High oil prices? Blame Wall St.

WASHINGTON — Feel like you're being robbed every time you fill the gas tank? Not sure who to blame? Try Wall Street.

That's not the conventional explanation, but it's the one the facts point to. Usually analysts say today's high prices stem simply from "supply and demand." They mean demand for oil and gas is rising and supplies aren't keeping up, so people bid up their price. But global and U.S. supplies are plentiful and demand is stable, so that's not it.

Then the analysts say it's because the market's afraid Middle East turmoil will interrupt oil supplies, so nervous buyers are bidding up prices to ensure they lock in a contract for oil now, just in case it's scarce later. There's probably some truth to that, but after five months of turmoil, there's been no significant impact on Middle East oil supplies, even as prices have seesawed, so that's not credible either.

Here's what's credible: Some 70 percent of contracts for future oil delivery are now bought by financial speculators — largely big investment banks and hedge funds — who never take control of the oil. They just flip the contract for a quick profit.

Only about 30 percent of oil contracts are bought by a purchaser that actually intends to use the oil, such as an airline. That's according to the Commodity Futures Trading Commission, which regulates trade in those contracts.

"I'm convinced ... that speculators are actively manipulating (prices)," said Michael Greenberger, a University of Maryland law professor who in the 1990s headed the CFTC's trading division.

"It's harder and harder for any reasonable observer to dismiss the role of excessive speculation in this market," said Michael Masters, a professional Wall Street investor who knows how this game works. He's testified before Congress repeatedly that speculators are pushing prices up well beyond what supply and demand would warrant.

They both point to a $15 weekly swing in oil prices in early May and $5-a-barrel moves on oil prices in a single day — with no obvious change to supply or demand.
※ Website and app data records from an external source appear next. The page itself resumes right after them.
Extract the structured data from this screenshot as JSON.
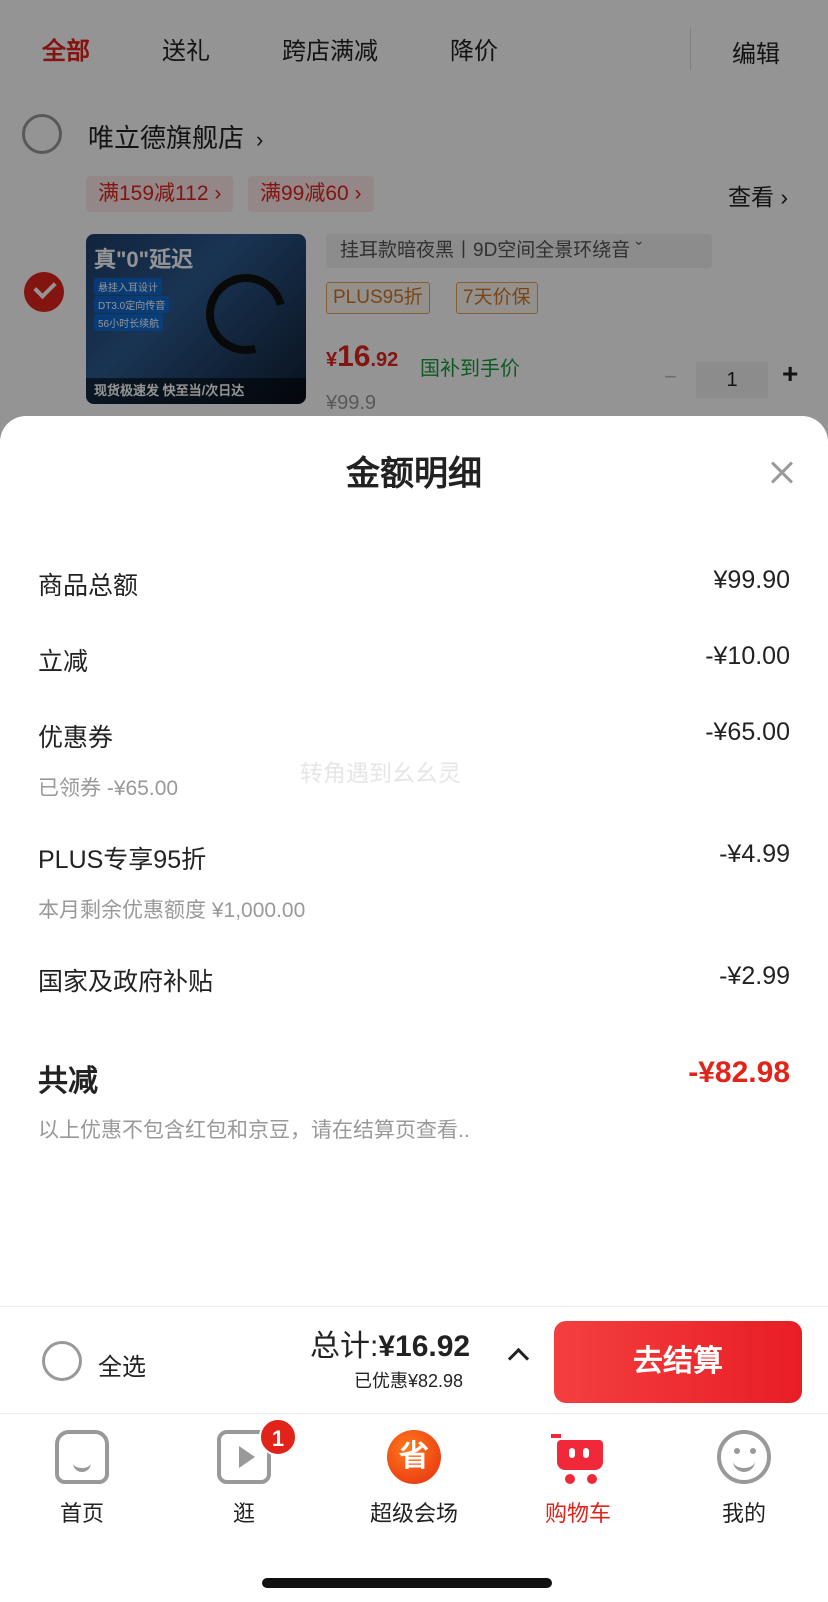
{
  "tabs": [
    "全部",
    "送礼",
    "跨店满减",
    "降价"
  ],
  "edit_label": "编辑",
  "shop": {
    "name": "唯立德旗舰店",
    "promos": [
      "满159减112 ›",
      "满99减60 ›"
    ],
    "view_label": "查看 ›"
  },
  "product": {
    "image_headline": "真\"0\"延迟",
    "image_features": [
      "悬挂入耳设计",
      "DT3.0定向传音",
      "56小时长续航"
    ],
    "image_strip": "现货极速发  快至当/次日达",
    "variant": "挂耳款暗夜黑丨9D空间全景环绕音  ˇ",
    "tags": [
      "PLUS95折",
      "7天价保"
    ],
    "price_symbol": "¥",
    "price_int": "16",
    "price_dec": ".92",
    "price_note": "国补到手价",
    "original_price": "¥99.9",
    "quantity": "1"
  },
  "sheet": {
    "title": "金额明细",
    "watermark": "转角遇到幺幺灵",
    "rows": [
      {
        "label": "商品总额",
        "value": "¥99.90",
        "sub": ""
      },
      {
        "label": "立减",
        "value": "-¥10.00",
        "sub": ""
      },
      {
        "label": "优惠券",
        "value": "-¥65.00",
        "sub": "已领券 -¥65.00"
      },
      {
        "label": "PLUS专享95折",
        "value": "-¥4.99",
        "sub": "本月剩余优惠额度 ¥1,000.00"
      },
      {
        "label": "国家及政府补贴",
        "value": "-¥2.99",
        "sub": ""
      }
    ],
    "total_label": "共减",
    "total_value": "-¥82.98",
    "footnote": "以上优惠不包含红包和京豆，请在结算页查看.."
  },
  "checkout": {
    "select_all": "全选",
    "sum_prefix": "总计:",
    "sum_value": "¥16.92",
    "saved": "已优惠¥82.98",
    "button": "去结算"
  },
  "nav": {
    "items": [
      {
        "label": "首页",
        "icon": "home-icon"
      },
      {
        "label": "逛",
        "icon": "video-icon",
        "badge": "1"
      },
      {
        "label": "超级会场",
        "icon": "super-venue-icon",
        "glyph": "省"
      },
      {
        "label": "购物车",
        "icon": "cart-icon"
      },
      {
        "label": "我的",
        "icon": "profile-icon"
      }
    ]
  },
  "colors": {
    "accent": "#e2231a",
    "green_note": "#1a9c3d",
    "tag_orange": "#d1782a"
  }
}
Exxon Mobil CEO Rex Tillerson noted Thursday in testimony before the Senate Finance Committee that this year's oil prices don't make any economic sense, though that's not quite how he put it. He said current fundamentals and production costs would dictate oil in the range of $60 to $70 a barrel. That's at least $43 cheaper than this year's highs of $113 a barrel reached on April 29 and May 2.

Hundreds of billions of dollars are being made through this speculation — both in the regulated futures market and on the larger unregulated over-the-counter swaps market, where private bets about the movement of oil prices take place. It's producing lots of new billionaires on Wall Street and driving oil company profits through the roof.

And it's punishing everyone who drives.

"The sheer volume of new capital coming from hedge funds, financial traders and other long-term passive investors — interests that mostly buy oil futures to turn a quick profit — is creating artificial demand and driving up the price for consumers," said Sen. Maria Cantwell, D-Wash., in a statement accompanying a letter she and 16 other U.S. senators issued Thursday. They, like Greenberger and Masters, urge the CFTC to impose rules limiting speculators' ability to do this.

Masters and Greenberger advocate a return to limits that prevailed for much of the past century. Those limits effectively restricted speculation to about 30 percent of the oil market.

"We need some speculation. We need enough to provide grease for the wheels of the hedgers, but not so much that they drive price formation," Masters said.